> Task directions
Please return each of the entries that follow, unchanged in every word.

= Beginning of Section =

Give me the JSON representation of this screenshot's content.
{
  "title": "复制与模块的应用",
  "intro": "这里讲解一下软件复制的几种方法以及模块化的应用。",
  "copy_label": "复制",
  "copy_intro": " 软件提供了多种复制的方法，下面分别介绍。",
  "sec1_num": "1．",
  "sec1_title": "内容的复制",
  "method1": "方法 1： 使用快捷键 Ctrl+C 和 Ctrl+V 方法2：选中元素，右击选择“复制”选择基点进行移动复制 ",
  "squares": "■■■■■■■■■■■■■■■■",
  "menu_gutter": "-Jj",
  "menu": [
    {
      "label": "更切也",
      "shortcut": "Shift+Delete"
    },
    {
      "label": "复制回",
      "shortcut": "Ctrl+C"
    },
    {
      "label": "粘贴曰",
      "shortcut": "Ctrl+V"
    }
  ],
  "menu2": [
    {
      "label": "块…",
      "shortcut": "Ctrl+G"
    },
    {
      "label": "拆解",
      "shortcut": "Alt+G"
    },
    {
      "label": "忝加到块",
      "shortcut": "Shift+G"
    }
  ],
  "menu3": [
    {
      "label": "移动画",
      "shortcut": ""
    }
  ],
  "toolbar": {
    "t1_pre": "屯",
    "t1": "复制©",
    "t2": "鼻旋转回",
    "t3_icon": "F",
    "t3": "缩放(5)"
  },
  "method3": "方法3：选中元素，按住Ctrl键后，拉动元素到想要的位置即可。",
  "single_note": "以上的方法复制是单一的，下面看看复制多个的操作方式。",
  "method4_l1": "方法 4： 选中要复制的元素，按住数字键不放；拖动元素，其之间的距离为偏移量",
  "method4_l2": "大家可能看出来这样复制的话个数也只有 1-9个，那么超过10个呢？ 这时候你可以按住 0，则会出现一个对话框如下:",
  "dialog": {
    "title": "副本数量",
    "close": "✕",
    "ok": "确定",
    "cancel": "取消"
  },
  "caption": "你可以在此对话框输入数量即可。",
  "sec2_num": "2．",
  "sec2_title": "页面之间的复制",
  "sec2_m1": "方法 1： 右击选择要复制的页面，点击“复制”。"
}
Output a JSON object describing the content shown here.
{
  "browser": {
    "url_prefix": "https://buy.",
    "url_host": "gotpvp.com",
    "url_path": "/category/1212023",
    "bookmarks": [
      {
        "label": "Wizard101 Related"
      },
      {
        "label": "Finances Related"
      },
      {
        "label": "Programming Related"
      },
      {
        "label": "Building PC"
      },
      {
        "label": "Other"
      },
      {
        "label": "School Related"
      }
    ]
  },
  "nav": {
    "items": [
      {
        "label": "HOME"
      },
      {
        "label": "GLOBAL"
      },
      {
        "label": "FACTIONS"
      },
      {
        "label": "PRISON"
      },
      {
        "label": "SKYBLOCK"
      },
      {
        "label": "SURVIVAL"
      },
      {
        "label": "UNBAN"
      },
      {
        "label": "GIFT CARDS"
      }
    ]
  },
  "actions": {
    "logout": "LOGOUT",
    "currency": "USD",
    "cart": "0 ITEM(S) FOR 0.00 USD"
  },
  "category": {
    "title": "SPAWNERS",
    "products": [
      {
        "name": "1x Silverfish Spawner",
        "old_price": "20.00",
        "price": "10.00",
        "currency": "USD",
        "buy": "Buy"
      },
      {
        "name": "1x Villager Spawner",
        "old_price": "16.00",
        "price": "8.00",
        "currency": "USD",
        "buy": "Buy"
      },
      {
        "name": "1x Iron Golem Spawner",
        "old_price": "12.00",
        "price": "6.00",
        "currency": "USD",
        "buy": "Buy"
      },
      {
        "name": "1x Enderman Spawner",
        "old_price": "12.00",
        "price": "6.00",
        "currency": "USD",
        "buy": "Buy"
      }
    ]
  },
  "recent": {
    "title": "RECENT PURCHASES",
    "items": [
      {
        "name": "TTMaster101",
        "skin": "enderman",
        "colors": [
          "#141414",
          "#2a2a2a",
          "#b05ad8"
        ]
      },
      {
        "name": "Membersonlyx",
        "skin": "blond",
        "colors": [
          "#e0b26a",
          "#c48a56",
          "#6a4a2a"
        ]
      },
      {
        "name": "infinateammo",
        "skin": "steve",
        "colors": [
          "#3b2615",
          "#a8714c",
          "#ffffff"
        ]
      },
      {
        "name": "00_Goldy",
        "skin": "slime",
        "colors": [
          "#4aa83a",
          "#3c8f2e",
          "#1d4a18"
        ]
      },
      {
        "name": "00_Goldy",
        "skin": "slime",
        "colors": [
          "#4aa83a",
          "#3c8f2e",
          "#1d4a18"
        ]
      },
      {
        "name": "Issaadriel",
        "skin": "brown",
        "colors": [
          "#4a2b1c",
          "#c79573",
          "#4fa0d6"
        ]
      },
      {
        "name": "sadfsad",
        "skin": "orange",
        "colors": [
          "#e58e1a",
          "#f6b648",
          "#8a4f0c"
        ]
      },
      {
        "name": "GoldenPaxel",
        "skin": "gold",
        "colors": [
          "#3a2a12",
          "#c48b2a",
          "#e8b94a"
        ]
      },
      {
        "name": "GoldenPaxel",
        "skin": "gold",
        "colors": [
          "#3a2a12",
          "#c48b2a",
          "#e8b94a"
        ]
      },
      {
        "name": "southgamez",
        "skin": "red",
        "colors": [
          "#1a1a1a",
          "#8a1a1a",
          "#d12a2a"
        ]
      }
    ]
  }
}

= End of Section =

> Problem solution
Give me the JSON representation of this screenshot's content.
{
  "title": "复制与模块的应用",
  "intro": "这里讲解一下软件复制的几种方法以及模块化的应用。",
  "copy_label": "复制",
  "copy_intro": " 软件提供了多种复制的方法，下面分别介绍。",
  "sec1_num": "1．",
  "sec1_title": "内容的复制",
  "method1": "方法 1： 使用快捷键 Ctrl+C 和 Ctrl+V 方法2：选中元素，右击选择“复制”选择基点进行移动复制 ",
  "squares": "■■■■■■■■■■■■■■■■",
  "menu_gutter": "-Jj",
  "menu": [
    {
      "label": "更切也",
      "shortcut": "Shift+Delete"
    },
    {
      "label": "复制回",
      "shortcut": "Ctrl+C"
    },
    {
      "label": "粘贴曰",
      "shortcut": "Ctrl+V"
    }
  ],
  "menu2": [
    {
      "label": "块…",
      "shortcut": "Ctrl+G"
    },
    {
      "label": "拆解",
      "shortcut": "Alt+G"
    },
    {
      "label": "忝加到块",
      "shortcut": "Shift+G"
    }
  ],
  "menu3": [
    {
      "label": "移动画",
      "shortcut": ""
    }
  ],
  "toolbar": {
    "t1_pre": "屯",
    "t1": "复制©",
    "t2": "鼻旋转回",
    "t3_icon": "F",
    "t3": "缩放(5)"
  },
  "method3": "方法3：选中元素，按住Ctrl键后，拉动元素到想要的位置即可。",
  "single_note": "以上的方法复制是单一的，下面看看复制多个的操作方式。",
  "method4_l1": "方法 4： 选中要复制的元素，按住数字键不放；拖动元素，其之间的距离为偏移量",
  "method4_l2": "大家可能看出来这样复制的话个数也只有 1-9个，那么超过10个呢？ 这时候你可以按住 0，则会出现一个对话框如下:",
  "dialog": {
    "title": "副本数量",
    "close": "✕",
    "ok": "确定",
    "cancel": "取消"
  },
  "caption": "你可以在此对话框输入数量即可。",
  "sec2_num": "2．",
  "sec2_title": "页面之间的复制",
  "sec2_m1": "方法 1： 右击选择要复制的页面，点击“复制”。"
}
Output a JSON object describing the content shown here.
{
  "browser": {
    "url_prefix": "https://buy.",
    "url_host": "gotpvp.com",
    "url_path": "/category/1212023",
    "bookmarks": [
      {
        "label": "Wizard101 Related"
      },
      {
        "label": "Finances Related"
      },
      {
        "label": "Programming Related"
      },
      {
        "label": "Building PC"
      },
      {
        "label": "Other"
      },
      {
        "label": "School Related"
      }
    ]
  },
  "nav": {
    "items": [
      {
        "label": "HOME"
      },
      {
        "label": "GLOBAL"
      },
      {
        "label": "FACTIONS"
      },
      {
        "label": "PRISON"
      },
      {
        "label": "SKYBLOCK"
      },
      {
        "label": "SURVIVAL"
      },
      {
        "label": "UNBAN"
      },
      {
        "label": "GIFT CARDS"
      }
    ]
  },
  "actions": {
    "logout": "LOGOUT",
    "currency": "USD",
    "cart": "0 ITEM(S) FOR 0.00 USD"
  },
  "category": {
    "title": "SPAWNERS",
    "products": [
      {
        "name": "1x Silverfish Spawner",
        "old_price": "20.00",
        "price": "10.00",
        "currency": "USD",
        "buy": "Buy"
      },
      {
        "name": "1x Villager Spawner",
        "old_price": "16.00",
        "price": "8.00",
        "currency": "USD",
        "buy": "Buy"
      },
      {
        "name": "1x Iron Golem Spawner",
        "old_price": "12.00",
        "price": "6.00",
        "currency": "USD",
        "buy": "Buy"
      },
      {
        "name": "1x Enderman Spawner",
        "old_price": "12.00",
        "price": "6.00",
        "currency": "USD",
        "buy": "Buy"
      }
    ]
  },
  "recent": {
    "title": "RECENT PURCHASES",
    "items": [
      {
        "name": "TTMaster101",
        "skin": "enderman",
        "colors": [
          "#141414",
          "#2a2a2a",
          "#b05ad8"
        ]
      },
      {
        "name": "Membersonlyx",
        "skin": "blond",
        "colors": [
          "#e0b26a",
          "#c48a56",
          "#6a4a2a"
        ]
      },
      {
        "name": "infinateammo",
        "skin": "steve",
        "colors": [
          "#3b2615",
          "#a8714c",
          "#ffffff"
        ]
      },
      {
        "name": "00_Goldy",
        "skin": "slime",
        "colors": [
          "#4aa83a",
          "#3c8f2e",
          "#1d4a18"
        ]
      },
      {
        "name": "00_Goldy",
        "skin": "slime",
        "colors": [
          "#4aa83a",
          "#3c8f2e",
          "#1d4a18"
        ]
      },
      {
        "name": "Issaadriel",
        "skin": "brown",
        "colors": [
          "#4a2b1c",
          "#c79573",
          "#4fa0d6"
        ]
      },
      {
        "name": "sadfsad",
        "skin": "orange",
        "colors": [
          "#e58e1a",
          "#f6b648",
          "#8a4f0c"
        ]
      },
      {
        "name": "GoldenPaxel",
        "skin": "gold",
        "colors": [
          "#3a2a12",
          "#c48b2a",
          "#e8b94a"
        ]
      },
      {
        "name": "GoldenPaxel",
        "skin": "gold",
        "colors": [
          "#3a2a12",
          "#c48b2a",
          "#e8b94a"
        ]
      },
      {
        "name": "southgamez",
        "skin": "red",
        "colors": [
          "#1a1a1a",
          "#8a1a1a",
          "#d12a2a"
        ]
      }
    ]
  }
}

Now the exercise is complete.